To address that, the researchers adapted a technique called "baselining" in this context. This technique takes averages of scenarios with a large number of variables and uses those averages as a baseline to compare future results. During training, they computed a baseline for every input sequence. Then, they let the scheduler train on each workload sequence multiple times. Next, the system took the average performance across all of the decisions made for the same input workload. That average is the baseline against which the model could then compare its future decisions to determine if its decisions are good or bad. They refer to this new technique as "input-dependent baselining."
That innovation, the researchers say, is applicable to many different computer systems. "This is general way to do reinforcement learning in environments where there's this input process that effects environment, and you want every training event to consider one sample of that input process," he says. "Almost all computer systems deal with environments where things are constantly changing."
Aditya Akella, a professor of computer science at the University of Wisconsin at Madison, whose group has designed several high-performance schedulers, found the MIT system could help further improve their own policies. "Decima can go a step further and find opportunities for [scheduling] optimization that are simply too onerous to realize via manual design/tuning processes," Akella says. "The schedulers we designed achieved significant improvements over techniques used in production in terms of application performance and cluster efficiency, but there was still a gap with the ideal improvements we could possibly achieve.

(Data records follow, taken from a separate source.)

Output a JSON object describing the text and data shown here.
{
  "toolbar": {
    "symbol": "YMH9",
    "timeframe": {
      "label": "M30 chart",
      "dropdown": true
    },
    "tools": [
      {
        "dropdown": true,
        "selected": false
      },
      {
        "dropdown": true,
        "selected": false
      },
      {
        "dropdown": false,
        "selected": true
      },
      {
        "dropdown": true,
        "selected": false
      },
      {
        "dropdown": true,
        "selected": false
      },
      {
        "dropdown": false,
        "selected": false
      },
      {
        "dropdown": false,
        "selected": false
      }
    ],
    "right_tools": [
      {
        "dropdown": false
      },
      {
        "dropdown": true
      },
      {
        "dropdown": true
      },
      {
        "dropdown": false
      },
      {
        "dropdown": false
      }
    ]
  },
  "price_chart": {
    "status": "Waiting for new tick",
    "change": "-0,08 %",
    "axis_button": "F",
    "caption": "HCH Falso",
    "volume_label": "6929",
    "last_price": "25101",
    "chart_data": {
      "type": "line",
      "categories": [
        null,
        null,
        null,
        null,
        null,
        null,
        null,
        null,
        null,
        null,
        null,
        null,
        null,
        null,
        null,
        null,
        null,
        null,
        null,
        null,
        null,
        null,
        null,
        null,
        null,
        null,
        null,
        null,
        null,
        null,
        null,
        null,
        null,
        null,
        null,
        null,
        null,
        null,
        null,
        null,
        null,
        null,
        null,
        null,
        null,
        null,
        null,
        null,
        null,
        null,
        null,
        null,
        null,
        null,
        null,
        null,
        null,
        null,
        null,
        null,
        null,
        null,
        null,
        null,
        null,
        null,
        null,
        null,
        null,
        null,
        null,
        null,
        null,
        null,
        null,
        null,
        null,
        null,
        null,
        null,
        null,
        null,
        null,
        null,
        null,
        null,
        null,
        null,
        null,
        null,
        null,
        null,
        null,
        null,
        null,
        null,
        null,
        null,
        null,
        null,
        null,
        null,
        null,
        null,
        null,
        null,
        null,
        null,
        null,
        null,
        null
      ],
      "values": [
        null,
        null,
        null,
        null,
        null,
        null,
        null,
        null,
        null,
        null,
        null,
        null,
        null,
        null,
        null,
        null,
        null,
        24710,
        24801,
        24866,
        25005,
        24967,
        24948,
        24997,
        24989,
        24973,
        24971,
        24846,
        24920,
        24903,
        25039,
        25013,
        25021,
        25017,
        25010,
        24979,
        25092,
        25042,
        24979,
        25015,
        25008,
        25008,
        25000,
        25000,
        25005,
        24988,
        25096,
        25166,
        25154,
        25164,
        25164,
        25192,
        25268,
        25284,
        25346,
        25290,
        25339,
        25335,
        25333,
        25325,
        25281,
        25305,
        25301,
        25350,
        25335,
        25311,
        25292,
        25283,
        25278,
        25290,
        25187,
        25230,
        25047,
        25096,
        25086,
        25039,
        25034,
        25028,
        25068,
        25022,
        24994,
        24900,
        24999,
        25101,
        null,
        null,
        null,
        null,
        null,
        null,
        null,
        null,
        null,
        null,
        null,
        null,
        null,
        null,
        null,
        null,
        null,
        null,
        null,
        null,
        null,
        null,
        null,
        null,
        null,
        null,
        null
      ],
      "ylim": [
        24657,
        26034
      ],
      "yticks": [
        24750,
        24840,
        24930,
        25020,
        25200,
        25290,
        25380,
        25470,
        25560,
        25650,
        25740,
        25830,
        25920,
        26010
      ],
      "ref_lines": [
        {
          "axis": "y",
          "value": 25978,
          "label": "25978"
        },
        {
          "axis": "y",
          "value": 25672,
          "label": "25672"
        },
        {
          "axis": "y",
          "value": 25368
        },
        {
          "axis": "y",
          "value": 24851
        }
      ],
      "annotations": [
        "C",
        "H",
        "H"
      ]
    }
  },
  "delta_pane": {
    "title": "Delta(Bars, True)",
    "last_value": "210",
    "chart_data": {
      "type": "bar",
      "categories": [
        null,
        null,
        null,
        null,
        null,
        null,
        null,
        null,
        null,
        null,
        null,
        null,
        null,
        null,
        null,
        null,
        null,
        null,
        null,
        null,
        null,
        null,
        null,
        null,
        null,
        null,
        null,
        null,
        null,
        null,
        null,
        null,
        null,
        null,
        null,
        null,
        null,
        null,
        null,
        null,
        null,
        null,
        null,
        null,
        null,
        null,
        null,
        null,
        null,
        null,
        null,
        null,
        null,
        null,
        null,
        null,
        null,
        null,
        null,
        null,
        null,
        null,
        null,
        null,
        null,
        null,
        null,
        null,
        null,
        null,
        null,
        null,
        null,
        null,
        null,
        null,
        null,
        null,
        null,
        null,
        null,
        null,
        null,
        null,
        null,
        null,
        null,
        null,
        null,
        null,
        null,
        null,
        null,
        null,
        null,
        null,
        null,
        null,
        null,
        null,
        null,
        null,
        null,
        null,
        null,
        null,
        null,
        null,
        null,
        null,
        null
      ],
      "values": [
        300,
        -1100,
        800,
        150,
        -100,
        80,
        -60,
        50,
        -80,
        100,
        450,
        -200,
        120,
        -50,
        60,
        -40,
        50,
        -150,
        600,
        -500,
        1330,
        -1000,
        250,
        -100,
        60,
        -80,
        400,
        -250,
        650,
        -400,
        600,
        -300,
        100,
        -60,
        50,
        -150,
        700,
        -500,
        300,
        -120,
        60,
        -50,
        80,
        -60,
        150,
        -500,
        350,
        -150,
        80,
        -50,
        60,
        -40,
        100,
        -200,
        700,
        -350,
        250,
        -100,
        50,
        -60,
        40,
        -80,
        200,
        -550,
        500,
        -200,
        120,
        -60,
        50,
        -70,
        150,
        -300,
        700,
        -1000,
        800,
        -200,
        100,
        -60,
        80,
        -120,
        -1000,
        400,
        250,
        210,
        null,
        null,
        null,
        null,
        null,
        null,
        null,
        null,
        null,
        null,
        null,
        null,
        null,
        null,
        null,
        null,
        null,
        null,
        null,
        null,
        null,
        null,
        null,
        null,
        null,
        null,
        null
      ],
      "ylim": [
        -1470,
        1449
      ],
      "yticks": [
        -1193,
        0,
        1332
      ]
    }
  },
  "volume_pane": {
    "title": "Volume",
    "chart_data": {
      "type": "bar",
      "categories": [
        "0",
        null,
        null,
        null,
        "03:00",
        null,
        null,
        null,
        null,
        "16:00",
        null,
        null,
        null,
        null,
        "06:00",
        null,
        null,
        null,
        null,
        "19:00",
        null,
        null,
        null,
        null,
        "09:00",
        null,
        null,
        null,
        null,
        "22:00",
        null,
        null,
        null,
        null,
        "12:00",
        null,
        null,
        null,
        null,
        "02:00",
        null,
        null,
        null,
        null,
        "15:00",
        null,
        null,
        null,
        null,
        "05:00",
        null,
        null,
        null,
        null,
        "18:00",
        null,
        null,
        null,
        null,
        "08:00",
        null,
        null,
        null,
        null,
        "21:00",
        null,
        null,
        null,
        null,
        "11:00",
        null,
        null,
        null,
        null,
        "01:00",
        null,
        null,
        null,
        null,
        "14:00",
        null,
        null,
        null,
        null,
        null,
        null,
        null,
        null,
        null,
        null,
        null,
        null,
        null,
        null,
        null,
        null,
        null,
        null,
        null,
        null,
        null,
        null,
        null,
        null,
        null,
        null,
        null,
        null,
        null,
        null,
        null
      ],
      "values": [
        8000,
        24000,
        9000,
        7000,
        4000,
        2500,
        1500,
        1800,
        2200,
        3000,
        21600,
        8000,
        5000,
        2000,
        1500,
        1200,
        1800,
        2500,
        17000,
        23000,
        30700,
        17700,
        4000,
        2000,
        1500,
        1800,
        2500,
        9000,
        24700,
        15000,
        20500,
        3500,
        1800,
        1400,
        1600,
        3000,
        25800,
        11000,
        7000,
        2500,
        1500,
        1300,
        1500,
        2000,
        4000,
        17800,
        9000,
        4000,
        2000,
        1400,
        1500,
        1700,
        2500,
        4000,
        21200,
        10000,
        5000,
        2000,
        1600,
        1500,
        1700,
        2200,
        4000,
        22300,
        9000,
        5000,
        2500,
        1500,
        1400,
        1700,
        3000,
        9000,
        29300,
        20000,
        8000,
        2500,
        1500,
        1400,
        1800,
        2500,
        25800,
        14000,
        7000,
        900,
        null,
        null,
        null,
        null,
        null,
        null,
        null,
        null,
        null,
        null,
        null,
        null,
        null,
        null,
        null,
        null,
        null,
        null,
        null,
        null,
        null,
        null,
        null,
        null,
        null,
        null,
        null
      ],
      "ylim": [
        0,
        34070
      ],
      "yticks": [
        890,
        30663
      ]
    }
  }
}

Decima shows that an RL-based approach can discover [policies] that help bridge the gap further. Decima improved on our techniques by a [roughly] 30 percent, which came as a huge surprise."
Right now, their model is trained on simulations that try to recreate incoming online traffic in real-time. Next, the researchers hope to train the model on real-time traffic, which could potentially crash the servers. So, they're currently developing a "safety net" that will stop their system when it's about to cause a crash. "We think of it as training wheels," Alizadeh says. "We want this system to continuously train, but it has certain training wheels that if it goes too far we can ensure it doesn't fall over."
This story is republished courtesy of MIT News (web.mit.edu/newsoffice/), a popular site that covers news about MIT research, innovation and teaching.